IBM Corp. is promoting a concept that it says will one day allow its divisions to work toward seamless connectivity. But some analysts say even if IBM builds the technology, the customers may not come.
Fluid computing, as Big Blue refers to it, is an umbrella term describing how both mobile and stationary computing devices could one day interact with one another, a concept that flows through personal computing, software and mainframes, said Harry Wttewaall, national ThinkPad specialist at IBM Canada Ltd. in Markham, Ont.
Wttewaall says the standard personal digital assistant (PDA) is an example of cumbersome technology that could benefit from fluid computing. “If we think of our PDA, we are storing two copies of information, so we always have to update one copy and make sure that it is the most current. You come back to your desk, you synchronize your PDA and off you go,” Wttewaall said. “What we are trying to do is really break that linkage where you are required to have two copies of the information.”
An example of fluid computing in action would be that of a store owner browsing in a competitor’s store. The owner quickly realizes that the competitor’s prices are lower than his. He takes out his PDA, brings up the price list for his store and lowers the prices. Because the competitors store is not set up for wireless connectivity, however, the information is stored in the owner’s PDA until he enters a wireless zone.
Herein lies the first obstacle blocking the flow of fluid computing. To give the store owner incentive to key the info into his PDA, and not wait until he returns to the office to enter the data, there would have to be a convenient way for the owner to become wirelessly connected to his network and exchange the new information with all of his other computing devices. That would, in-turn, change the store’s price list in less time than it would take him to drive back to his store.
Wttewaall said the key to making this seamless connectivity possible and allow for “the ultimate fluid computing experience” would be to make everything, including stoplights, wired for wireless access.
He added that companies such as Dell Computer Corp. and Vancouver-based wireless Internet access providers Fat Port Corp. need to continue to create so-called “hot spots” – small, geographically defined areas where connectivity is enabled – for the technology to reach its full potential.
But one Gartner analyst said the thought of making stoplights equipped for wireless access is “ridiculous,” and an economically difficult idea that would take over 25 years to turn into a reality.

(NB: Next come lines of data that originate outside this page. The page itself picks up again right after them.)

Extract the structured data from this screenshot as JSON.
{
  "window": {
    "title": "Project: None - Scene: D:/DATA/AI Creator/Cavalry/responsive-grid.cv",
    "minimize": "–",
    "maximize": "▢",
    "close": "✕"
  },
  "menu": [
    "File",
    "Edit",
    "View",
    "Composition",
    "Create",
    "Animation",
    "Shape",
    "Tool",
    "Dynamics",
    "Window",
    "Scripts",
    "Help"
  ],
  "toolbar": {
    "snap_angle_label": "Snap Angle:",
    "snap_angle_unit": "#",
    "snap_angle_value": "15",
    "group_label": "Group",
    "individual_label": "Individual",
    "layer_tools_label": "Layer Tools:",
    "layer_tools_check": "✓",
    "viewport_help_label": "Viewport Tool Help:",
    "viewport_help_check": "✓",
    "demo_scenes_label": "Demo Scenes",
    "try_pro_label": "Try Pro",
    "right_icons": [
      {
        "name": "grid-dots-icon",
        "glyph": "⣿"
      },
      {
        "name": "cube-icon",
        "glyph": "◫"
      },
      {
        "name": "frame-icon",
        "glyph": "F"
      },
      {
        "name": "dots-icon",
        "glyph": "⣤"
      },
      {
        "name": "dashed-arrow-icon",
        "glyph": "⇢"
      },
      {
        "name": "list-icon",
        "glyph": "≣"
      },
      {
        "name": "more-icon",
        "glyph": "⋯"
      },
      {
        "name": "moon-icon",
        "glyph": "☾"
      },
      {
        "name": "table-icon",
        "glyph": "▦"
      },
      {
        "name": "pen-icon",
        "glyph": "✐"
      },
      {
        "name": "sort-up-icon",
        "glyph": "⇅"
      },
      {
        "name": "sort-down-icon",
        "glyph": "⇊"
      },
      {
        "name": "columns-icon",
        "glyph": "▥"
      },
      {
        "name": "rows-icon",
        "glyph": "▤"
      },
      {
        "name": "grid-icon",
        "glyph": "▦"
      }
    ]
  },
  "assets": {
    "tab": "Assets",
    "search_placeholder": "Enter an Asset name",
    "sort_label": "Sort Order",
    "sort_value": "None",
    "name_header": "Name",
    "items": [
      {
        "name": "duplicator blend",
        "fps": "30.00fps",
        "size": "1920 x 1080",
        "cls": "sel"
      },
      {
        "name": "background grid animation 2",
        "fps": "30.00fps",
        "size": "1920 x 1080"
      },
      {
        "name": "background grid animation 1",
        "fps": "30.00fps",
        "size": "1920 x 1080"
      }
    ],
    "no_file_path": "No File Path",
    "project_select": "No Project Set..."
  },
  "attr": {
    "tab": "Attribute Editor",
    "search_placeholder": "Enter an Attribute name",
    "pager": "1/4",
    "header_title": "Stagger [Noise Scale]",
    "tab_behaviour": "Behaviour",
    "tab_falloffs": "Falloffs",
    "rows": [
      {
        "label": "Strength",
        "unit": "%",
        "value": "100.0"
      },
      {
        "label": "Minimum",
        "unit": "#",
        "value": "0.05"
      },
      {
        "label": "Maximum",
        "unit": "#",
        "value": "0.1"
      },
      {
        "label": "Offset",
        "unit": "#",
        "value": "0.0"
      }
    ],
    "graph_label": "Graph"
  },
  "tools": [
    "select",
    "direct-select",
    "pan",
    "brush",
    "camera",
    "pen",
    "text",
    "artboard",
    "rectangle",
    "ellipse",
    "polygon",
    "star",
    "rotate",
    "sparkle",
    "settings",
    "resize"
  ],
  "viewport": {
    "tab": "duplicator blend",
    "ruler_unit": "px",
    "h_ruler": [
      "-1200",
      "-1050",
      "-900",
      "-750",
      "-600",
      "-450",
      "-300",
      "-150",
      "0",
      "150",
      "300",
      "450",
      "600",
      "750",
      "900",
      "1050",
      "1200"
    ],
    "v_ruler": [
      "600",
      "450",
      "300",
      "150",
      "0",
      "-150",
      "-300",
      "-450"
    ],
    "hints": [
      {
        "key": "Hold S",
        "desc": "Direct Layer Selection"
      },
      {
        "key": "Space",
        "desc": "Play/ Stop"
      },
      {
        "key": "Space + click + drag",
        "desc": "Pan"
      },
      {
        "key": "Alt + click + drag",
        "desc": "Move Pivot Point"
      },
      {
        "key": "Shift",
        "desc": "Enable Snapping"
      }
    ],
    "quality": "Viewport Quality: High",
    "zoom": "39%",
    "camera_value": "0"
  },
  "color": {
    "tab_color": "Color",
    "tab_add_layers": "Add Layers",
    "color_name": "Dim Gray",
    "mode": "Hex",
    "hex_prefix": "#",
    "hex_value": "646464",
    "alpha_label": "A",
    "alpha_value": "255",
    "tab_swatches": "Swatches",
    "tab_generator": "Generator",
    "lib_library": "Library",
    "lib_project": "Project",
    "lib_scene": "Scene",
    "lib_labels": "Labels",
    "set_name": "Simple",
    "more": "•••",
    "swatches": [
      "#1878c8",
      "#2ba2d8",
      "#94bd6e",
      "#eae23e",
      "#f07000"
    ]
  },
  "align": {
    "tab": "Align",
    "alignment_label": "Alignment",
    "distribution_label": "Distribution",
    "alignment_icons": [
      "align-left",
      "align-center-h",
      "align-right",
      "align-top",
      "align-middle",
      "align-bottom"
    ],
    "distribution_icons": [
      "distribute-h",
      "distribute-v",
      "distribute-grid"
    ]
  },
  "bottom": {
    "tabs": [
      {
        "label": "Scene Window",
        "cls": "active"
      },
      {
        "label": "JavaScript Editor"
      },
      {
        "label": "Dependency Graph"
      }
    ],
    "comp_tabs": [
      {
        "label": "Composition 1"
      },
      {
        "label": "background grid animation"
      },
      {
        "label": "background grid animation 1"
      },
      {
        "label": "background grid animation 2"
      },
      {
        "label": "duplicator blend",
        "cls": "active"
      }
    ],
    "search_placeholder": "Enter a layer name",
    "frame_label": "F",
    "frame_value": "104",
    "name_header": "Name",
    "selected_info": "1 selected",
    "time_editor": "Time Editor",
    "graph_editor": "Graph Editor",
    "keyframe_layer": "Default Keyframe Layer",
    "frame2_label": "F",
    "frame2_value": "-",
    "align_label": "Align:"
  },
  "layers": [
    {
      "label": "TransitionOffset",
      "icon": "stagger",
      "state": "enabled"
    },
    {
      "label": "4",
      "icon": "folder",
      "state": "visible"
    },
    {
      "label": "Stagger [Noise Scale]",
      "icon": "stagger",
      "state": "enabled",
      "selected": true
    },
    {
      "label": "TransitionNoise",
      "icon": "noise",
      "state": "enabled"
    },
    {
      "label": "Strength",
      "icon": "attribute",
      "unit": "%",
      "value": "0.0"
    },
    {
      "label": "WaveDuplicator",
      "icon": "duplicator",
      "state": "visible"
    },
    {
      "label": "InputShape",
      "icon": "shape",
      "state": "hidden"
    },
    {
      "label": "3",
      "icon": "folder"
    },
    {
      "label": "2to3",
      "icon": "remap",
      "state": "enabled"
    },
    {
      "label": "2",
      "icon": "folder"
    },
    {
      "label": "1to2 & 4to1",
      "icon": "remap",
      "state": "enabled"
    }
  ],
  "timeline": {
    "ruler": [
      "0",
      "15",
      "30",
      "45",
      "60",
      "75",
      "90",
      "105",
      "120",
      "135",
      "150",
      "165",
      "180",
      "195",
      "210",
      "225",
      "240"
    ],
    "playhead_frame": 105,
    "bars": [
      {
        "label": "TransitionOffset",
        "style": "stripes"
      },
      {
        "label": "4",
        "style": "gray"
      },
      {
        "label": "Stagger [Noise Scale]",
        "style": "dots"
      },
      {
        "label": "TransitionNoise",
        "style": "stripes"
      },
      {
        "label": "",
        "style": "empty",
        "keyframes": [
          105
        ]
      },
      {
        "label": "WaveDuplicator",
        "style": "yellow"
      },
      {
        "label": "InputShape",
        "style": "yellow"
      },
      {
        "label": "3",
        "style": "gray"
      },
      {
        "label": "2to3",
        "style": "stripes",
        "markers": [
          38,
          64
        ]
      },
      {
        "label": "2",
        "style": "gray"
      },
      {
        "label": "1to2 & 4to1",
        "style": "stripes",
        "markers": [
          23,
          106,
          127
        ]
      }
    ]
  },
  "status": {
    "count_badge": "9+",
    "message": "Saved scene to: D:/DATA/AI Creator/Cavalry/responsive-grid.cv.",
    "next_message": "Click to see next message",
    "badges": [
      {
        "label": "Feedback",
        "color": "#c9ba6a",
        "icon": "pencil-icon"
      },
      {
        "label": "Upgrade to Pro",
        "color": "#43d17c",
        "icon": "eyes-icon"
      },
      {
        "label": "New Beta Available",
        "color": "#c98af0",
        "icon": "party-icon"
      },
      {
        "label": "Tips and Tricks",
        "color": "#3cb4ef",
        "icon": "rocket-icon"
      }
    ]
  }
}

“It doesn’t make sense because there are communication methods that don’t require that. The economics of what they are talking about is off-kilter because there are wireless communication systems that don’t require that degree of localization of the communication system,” said Ken Dulaney, vice-president of mobile computing at Gartner Group Inc.
Although it is clear that people want to move around and use different communication methods and different devices while using the same source applications, not everybody wants to do everything in every location, he added.
“If you are in a car, there’s not much you can do. Browsing the Internet and consuming lots of bandwidth, even if you had it available, you probably couldn’t use it. So depending on what you’re doing, it only needs limited amounts of bandwidth. Most people will leave most of the heavy things for when they are back at their office,” Dulaney said.
Although Wttewaall agrees that such widespread wireless connectivity is still some years away, he said that shouldn’t take away from the fact that IBM is dedicated to its fluid computing vision.
“If you don’t know where you’re going then you’re never going to get there, but if you have a vision of where you want to get to
even though it may be 10 years out
at least [we] have a direction that we are going towards,” Wttewaall said.
To another analyst, the question of whether users really want this type of technology is the next major roadblock facing IBM’s strategy.
There are some industries that could benefit from the seamless connectivity that fluid computing promises, said Christopher Fletcher, vice-president and managing director of Aberdeen Group Inc. in San Jose, Calif. These “down-to-earth” applications include inventory management and control, said Fletcher, adding that the average user may not have the desire for this technology.
Fletcher said that by adopting the fluid computing moniker, IBM is trying to get a much broader marketing message across, which implies that people as well as devices and applications are all interconnected and continuously share information, a concept that may not be the case for many users.
He added that even if the technology was available to allow users to get the same information on all computing devices, the chances that a person would have more than one or two different devices on them at any given time, or that they would need the information on more than one device isn’t likely.
Wttewaall said that another key reason IBM is developing its fluid computing tools is to help simplify the process of connecting wirelessly. He said that users are often struggling to make sense of when they can and can’t connect to a wireless network.